Manufacturing firms spend a lot of time focusing on streamlined operations and leveraging technology to reduce constraints in the supply chain. What if the theories of supply chain management were applied to business transition planning? In similar ways, you must assess demand, identify and find solutions around constraints, communicate effectively and take the critical path. This article aligns supply chain theory with business transition planning to give owners and leaders common language — and maybe some motivation to get started.
At a recent three-day conference called MEP Supply Chain Optimization for Leaders, the theories presented included an overview on the Theory of Constraints. The elements of this theory, well-known to many manufacturers, took on a potential brand new application for me.
As I listened, I realized that the Theory of Constraints was the very model that could eliminate common bottlenecks for business transition planning. The Theory of Constraints (TOC), conceived by Dr. Eliyahu Goldratt, is a methodology for identifying the most important limiting factor (i.e. constraint) that stands in the way of achieving a goal. In a complex manufacturing system where multiple linked activities rely on one another for efficiency and production flow, the weakest link can take down the whole system.
Until manufacturers focus on eliminating the main constraint and pursuing a critical path toward improvement, the system remains inefficient and profits are limited. In the same way, bottlenecks in business transition planning limit success.
After years of working with intelligent and successful manufacturers, I can safely say that owners are the primary bottleneck to a successful business transition and the profits that they deserve. They are all familiar with supply chain management theory and applying it to their own operations. However, planning for the inevitable change in ownership is not a favorite pursuit. While it’s beyond rational, it’s reality.
Business transition planning is a challenge in any industry. The important thing is to get started. For manufacturers, it may help to view this process with the common experience of the supply chain. Consistent planning plus communication plus oversight should equal improved production flow and profits. Without supply chain management, you already know the risks. In the same way, here are some real risks for manufacturers that delay business transition planning.
- Allowing someone else to decide the future of your company for you
- Working longer than you planned
- High legal and accounting costs for a rushed sales transaction
- Loss of business — and personal — net worth*
*Estimates on delay of business transition planning (between ages 45 and 60 vs. age 68 or later) can cost owners increasing multiples in diminished net worth.
Often, the main bottleneck created by owners is procrastination. They usually have an idea of their transition plan, but have not taken steps to pursue it and don’t know how realistic their expectations are on paper. Expectations for business value, a realistic successor or buyer, and continuation of operations are not guaranteed without a plan.
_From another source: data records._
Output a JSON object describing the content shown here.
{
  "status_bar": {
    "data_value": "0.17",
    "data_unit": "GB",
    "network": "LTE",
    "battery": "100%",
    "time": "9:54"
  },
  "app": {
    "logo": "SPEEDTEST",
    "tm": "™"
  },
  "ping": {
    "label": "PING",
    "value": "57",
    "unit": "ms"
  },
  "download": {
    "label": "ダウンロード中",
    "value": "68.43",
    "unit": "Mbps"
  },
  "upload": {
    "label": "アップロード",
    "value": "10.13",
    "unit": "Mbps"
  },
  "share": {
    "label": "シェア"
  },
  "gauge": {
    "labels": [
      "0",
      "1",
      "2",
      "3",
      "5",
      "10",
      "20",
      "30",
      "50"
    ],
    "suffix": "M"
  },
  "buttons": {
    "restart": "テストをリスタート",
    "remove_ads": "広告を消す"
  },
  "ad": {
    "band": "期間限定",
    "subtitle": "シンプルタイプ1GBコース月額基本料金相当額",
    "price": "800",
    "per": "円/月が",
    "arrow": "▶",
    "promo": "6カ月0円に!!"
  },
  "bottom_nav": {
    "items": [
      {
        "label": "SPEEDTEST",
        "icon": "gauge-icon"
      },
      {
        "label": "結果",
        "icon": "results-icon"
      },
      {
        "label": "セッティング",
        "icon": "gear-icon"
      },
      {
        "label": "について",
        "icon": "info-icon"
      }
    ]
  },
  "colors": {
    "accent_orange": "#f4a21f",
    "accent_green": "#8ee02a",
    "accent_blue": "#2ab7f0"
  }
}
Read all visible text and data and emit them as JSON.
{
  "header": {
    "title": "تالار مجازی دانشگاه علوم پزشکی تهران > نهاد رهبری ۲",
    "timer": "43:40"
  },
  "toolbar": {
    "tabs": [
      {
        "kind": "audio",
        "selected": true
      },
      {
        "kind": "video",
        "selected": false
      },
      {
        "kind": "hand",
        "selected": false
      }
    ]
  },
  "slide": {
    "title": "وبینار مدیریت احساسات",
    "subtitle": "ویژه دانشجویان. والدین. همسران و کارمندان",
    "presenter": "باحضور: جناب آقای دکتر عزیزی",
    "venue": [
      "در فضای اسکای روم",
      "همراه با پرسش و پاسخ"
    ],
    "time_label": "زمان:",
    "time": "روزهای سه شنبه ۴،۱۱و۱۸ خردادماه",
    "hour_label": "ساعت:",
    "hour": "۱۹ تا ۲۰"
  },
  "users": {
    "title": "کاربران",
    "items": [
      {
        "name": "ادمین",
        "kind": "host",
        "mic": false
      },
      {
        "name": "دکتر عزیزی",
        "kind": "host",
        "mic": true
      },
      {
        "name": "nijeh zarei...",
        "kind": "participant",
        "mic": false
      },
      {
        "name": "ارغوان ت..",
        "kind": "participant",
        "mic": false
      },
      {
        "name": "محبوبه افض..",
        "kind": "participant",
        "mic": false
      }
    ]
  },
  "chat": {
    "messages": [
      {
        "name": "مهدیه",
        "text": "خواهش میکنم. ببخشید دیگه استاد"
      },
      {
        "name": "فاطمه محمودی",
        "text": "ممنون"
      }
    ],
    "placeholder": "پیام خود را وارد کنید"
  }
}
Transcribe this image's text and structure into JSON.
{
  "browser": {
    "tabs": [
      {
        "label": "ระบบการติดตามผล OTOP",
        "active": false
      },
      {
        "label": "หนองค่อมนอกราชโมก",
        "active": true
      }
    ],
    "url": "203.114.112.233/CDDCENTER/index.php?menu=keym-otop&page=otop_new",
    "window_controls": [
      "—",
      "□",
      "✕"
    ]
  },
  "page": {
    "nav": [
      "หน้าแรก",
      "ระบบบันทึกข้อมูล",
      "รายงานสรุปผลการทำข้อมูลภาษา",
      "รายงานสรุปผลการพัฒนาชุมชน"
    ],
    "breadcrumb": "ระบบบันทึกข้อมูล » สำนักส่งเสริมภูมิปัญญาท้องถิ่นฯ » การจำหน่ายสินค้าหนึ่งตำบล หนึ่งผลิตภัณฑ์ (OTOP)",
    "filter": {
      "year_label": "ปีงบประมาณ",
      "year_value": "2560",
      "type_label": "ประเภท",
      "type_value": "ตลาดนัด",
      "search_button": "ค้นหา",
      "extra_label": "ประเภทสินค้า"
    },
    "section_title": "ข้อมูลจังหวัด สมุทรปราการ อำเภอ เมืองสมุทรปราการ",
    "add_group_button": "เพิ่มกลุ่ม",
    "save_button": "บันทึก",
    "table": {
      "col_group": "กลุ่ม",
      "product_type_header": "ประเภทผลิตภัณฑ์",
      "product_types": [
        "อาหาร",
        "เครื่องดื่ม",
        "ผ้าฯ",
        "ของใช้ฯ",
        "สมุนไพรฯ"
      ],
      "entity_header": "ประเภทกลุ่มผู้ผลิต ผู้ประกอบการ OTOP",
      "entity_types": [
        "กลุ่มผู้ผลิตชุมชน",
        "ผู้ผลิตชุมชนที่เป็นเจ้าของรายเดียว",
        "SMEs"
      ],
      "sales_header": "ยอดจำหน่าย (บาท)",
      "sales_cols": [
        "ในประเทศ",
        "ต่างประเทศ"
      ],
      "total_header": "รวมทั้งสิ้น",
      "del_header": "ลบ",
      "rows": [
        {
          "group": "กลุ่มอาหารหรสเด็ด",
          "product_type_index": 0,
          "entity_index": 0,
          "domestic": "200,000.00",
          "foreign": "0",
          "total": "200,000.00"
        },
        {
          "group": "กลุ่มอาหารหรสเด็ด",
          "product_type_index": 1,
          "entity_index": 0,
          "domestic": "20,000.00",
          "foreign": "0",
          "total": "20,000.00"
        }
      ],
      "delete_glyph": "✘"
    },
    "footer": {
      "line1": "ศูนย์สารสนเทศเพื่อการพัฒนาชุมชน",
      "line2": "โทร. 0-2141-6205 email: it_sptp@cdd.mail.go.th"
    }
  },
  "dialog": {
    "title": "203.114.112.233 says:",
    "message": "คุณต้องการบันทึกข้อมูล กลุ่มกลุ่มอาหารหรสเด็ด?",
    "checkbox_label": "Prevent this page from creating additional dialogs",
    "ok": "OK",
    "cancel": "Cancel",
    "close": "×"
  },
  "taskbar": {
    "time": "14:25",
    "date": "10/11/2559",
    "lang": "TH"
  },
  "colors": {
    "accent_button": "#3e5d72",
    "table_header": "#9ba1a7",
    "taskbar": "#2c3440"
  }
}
What if your first phase of business transition planning was handled within 210 days? This is the same time frame for applying the Theory of Constraints to your supply chain. If it’s good enough for your supply chain, imagine the value to your business and future net worth if you:
- Assessed demand for your business
- Identified weak links or choke points to a successful transition
- Took the “critical path” that is most challenging to pursue your plan
By looking at these three areas of your business transition planning process, within a manageable 210-day time frame, you will make tremendous progress toward a successful and profitable transition. Our Succession Planning Starter Kit can provide more information on potential barriers and action steps for manufacturers over those 210 days.
Gary Jackson, CPA, is a tax partner at Cornwell Jackson. Gary has built businesses, managed them, developed leadership teams and sold divisions of his business, and he utilizes this real world practical experience at Cornwell Jackson and in providing tax planning to individuals and business leaders across North Texas.
Contact him at firstname.lastname@example.org.